**HOW TO COMPLETE THIS TASK**.
Identify and copy all lines of the material where the string "https" is found.

== Segment start ==

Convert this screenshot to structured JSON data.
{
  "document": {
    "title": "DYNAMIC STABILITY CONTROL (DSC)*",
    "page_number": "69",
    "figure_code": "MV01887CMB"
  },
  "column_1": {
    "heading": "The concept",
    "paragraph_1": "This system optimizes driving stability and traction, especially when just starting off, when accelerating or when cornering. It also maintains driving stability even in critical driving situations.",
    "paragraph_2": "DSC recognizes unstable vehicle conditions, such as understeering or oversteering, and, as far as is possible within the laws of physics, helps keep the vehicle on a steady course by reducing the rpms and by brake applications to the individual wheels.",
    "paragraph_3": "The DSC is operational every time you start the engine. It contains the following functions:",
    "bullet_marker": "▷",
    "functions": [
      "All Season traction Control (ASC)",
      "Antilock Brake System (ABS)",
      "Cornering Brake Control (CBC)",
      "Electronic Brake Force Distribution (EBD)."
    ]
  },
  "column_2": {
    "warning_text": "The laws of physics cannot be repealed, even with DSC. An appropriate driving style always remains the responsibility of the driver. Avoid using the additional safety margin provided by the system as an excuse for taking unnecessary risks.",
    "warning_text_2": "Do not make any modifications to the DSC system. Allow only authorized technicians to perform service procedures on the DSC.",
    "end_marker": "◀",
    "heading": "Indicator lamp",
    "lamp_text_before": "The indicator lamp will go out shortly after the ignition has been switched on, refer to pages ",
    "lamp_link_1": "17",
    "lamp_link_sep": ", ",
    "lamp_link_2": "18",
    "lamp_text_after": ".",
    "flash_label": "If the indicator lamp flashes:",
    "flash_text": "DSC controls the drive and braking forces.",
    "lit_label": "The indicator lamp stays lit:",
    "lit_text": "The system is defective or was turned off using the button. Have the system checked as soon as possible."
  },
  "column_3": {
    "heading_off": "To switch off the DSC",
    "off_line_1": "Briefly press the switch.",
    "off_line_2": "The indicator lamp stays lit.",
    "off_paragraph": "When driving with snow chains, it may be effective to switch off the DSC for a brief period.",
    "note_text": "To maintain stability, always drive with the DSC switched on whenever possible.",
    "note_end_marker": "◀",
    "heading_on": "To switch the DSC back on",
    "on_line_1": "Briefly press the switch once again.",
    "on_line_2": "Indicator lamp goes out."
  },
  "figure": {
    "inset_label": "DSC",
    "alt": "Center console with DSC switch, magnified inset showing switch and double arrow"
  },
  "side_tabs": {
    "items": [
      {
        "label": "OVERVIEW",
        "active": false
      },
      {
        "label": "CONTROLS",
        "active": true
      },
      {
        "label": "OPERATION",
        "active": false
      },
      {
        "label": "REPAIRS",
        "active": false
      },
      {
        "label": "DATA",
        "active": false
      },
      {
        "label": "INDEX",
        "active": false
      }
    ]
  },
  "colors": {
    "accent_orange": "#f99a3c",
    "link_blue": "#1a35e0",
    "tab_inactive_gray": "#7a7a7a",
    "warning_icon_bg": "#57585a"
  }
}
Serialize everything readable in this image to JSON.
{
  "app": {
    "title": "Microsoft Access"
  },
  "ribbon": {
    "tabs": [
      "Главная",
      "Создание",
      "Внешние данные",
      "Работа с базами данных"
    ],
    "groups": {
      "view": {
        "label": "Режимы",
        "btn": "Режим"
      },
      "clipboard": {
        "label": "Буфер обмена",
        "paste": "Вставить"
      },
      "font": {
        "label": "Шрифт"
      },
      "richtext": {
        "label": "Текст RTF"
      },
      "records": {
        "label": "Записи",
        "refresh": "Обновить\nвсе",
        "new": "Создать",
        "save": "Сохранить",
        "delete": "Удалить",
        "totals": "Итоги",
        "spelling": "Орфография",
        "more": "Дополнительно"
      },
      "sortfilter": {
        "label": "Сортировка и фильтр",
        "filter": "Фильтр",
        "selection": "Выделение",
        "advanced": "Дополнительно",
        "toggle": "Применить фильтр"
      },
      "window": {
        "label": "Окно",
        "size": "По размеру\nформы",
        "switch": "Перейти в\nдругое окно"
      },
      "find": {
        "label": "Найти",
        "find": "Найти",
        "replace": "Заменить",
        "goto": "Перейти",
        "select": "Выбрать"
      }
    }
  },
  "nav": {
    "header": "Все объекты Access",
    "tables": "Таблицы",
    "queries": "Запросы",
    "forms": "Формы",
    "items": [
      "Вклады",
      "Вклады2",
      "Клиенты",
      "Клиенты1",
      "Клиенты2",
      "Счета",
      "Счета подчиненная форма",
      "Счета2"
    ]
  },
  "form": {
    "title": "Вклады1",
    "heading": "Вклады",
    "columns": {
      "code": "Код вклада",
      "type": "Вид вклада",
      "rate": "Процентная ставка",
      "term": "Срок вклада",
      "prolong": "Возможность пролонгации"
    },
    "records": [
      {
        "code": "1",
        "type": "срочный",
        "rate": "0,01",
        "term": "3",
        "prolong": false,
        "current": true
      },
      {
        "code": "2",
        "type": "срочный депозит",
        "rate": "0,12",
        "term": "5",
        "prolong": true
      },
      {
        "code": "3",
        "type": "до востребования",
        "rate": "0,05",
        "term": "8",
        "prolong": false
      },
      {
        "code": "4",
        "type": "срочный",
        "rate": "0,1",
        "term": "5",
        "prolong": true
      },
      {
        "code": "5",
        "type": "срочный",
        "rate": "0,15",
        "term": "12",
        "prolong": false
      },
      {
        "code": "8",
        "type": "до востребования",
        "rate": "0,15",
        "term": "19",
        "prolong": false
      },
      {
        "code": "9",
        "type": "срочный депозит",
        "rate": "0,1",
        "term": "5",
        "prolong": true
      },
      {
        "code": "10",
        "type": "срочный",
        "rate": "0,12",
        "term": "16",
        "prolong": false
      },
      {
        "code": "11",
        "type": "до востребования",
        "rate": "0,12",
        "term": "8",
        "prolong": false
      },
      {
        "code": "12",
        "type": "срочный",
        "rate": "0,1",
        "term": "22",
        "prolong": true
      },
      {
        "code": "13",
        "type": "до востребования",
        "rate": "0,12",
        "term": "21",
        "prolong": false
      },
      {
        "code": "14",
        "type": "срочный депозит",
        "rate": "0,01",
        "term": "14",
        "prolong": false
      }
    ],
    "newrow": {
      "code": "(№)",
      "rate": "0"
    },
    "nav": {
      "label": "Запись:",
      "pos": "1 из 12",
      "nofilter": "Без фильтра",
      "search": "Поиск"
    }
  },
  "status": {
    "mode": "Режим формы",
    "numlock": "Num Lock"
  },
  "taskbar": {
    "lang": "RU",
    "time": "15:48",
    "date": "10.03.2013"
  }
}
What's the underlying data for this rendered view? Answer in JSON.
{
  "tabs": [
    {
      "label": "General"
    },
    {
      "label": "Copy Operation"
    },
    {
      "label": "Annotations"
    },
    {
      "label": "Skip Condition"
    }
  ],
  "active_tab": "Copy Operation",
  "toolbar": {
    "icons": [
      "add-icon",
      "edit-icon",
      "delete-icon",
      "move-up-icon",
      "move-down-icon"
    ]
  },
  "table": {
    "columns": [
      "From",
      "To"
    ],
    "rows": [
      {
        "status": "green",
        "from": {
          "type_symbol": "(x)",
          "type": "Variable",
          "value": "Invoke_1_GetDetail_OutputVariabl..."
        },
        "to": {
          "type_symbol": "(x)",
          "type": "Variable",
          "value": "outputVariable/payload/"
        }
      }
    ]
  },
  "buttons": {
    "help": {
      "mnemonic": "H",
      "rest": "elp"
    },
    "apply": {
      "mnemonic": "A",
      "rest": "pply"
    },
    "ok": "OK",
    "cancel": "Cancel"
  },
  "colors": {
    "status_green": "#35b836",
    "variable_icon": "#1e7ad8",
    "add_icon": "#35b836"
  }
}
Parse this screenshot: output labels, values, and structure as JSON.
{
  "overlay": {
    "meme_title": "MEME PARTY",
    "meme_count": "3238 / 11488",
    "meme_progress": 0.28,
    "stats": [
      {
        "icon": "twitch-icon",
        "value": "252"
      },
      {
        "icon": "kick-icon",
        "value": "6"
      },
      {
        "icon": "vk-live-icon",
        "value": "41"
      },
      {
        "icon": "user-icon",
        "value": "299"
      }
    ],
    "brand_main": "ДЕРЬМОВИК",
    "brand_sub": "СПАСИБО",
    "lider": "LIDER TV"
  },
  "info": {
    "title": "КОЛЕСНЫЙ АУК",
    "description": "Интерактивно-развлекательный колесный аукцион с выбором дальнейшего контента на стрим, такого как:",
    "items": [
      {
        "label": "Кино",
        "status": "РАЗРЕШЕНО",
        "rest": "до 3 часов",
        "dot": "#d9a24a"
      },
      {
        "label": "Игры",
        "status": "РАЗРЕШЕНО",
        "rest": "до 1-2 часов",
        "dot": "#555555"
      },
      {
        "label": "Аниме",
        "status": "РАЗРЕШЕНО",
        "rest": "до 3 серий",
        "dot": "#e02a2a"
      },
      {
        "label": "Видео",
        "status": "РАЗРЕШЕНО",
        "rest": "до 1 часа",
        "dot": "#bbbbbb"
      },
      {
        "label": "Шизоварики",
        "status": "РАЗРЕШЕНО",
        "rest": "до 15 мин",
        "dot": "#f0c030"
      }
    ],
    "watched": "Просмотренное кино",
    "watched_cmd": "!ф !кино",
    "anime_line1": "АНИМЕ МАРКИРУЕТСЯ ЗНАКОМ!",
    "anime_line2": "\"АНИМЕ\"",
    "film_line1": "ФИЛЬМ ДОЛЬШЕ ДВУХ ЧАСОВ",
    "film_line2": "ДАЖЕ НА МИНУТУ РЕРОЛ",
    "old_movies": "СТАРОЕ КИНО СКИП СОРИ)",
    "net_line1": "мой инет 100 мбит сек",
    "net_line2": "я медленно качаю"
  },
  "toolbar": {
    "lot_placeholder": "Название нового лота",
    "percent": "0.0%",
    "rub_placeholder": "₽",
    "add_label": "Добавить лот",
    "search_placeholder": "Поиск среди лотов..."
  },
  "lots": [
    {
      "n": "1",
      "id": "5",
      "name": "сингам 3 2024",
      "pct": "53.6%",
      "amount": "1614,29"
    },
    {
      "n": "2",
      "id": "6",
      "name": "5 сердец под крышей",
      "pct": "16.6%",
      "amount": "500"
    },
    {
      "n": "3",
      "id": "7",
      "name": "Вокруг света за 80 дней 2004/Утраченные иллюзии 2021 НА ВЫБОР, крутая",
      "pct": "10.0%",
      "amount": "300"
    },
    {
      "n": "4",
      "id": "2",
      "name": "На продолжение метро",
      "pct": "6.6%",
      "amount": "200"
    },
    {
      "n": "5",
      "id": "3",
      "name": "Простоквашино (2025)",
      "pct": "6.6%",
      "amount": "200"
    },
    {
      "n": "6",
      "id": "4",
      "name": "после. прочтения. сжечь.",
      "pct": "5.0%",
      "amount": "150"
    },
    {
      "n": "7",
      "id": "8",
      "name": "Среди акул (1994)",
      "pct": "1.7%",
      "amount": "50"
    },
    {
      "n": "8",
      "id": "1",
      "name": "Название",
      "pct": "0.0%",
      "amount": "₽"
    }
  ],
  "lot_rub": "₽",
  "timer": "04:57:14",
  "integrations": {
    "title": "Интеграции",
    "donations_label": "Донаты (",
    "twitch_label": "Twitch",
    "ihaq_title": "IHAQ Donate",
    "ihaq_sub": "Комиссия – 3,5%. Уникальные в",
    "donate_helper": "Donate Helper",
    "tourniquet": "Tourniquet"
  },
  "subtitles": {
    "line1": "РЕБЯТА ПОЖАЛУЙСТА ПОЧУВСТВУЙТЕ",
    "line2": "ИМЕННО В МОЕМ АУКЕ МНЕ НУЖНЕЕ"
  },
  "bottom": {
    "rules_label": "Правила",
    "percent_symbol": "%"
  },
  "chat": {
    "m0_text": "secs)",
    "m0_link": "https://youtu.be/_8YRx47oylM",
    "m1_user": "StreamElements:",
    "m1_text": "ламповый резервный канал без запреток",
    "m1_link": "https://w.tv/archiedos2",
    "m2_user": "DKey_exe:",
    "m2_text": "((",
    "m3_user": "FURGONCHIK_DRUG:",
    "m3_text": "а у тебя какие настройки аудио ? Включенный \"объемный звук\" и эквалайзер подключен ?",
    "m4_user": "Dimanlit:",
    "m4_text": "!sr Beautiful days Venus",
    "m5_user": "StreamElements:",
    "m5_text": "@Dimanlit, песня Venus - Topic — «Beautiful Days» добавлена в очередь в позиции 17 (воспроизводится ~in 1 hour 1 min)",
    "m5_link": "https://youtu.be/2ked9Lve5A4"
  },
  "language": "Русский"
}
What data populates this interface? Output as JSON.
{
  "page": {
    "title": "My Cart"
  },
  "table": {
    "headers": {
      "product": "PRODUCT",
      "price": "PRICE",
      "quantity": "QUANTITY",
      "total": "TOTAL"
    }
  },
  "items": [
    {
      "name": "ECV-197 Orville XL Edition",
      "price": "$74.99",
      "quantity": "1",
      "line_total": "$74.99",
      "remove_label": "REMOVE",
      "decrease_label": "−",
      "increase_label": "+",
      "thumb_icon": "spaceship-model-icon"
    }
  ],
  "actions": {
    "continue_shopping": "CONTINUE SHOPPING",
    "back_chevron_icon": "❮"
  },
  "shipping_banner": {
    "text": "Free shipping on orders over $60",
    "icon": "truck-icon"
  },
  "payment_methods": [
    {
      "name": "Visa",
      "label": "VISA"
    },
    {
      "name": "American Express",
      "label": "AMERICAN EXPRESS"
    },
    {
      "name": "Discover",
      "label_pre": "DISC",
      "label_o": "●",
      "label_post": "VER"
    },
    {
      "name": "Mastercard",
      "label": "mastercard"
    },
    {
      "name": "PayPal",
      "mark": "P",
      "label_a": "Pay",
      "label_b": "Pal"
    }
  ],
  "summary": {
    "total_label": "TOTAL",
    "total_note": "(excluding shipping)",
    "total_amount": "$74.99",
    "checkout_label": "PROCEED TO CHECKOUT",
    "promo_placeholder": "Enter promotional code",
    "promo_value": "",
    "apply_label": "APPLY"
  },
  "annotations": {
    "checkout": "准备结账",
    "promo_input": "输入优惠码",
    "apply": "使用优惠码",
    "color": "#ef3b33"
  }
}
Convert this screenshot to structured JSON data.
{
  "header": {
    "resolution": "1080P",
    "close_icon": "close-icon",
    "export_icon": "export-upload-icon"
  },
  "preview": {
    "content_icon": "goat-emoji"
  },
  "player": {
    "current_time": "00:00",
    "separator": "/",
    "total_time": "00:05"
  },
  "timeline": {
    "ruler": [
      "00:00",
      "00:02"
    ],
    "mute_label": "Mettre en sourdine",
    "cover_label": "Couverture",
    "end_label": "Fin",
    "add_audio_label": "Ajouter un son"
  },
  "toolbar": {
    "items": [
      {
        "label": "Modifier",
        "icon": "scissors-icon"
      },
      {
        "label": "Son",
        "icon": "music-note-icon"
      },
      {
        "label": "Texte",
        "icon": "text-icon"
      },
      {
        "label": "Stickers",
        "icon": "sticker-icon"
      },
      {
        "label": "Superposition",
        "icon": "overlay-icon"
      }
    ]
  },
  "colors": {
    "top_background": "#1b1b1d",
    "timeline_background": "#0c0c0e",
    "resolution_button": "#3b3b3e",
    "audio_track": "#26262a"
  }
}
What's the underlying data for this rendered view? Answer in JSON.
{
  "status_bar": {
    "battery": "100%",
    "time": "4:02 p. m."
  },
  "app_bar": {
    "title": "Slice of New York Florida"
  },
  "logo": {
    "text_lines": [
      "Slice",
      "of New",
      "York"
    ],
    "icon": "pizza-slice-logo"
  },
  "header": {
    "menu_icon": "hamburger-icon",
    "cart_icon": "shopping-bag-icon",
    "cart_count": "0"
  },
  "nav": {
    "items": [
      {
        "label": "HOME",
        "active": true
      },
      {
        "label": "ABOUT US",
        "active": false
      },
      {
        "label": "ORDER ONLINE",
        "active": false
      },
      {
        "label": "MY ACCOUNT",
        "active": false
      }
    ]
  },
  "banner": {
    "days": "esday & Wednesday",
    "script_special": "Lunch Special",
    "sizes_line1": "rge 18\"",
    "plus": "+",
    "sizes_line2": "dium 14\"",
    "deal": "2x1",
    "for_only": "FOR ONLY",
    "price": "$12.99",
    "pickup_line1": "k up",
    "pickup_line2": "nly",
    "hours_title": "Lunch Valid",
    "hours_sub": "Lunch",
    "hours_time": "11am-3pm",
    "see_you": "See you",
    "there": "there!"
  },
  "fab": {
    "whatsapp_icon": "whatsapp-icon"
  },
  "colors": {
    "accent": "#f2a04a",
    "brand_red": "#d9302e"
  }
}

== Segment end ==

**SOLUTION TO THIS EXERCISE**.
    "m0_link": "https://youtu.be/_8YRx47oylM",
    "m1_link": "https://w.tv/archiedos2",
    "m5_link": "https://youtu.be/2ked9Lve5A4"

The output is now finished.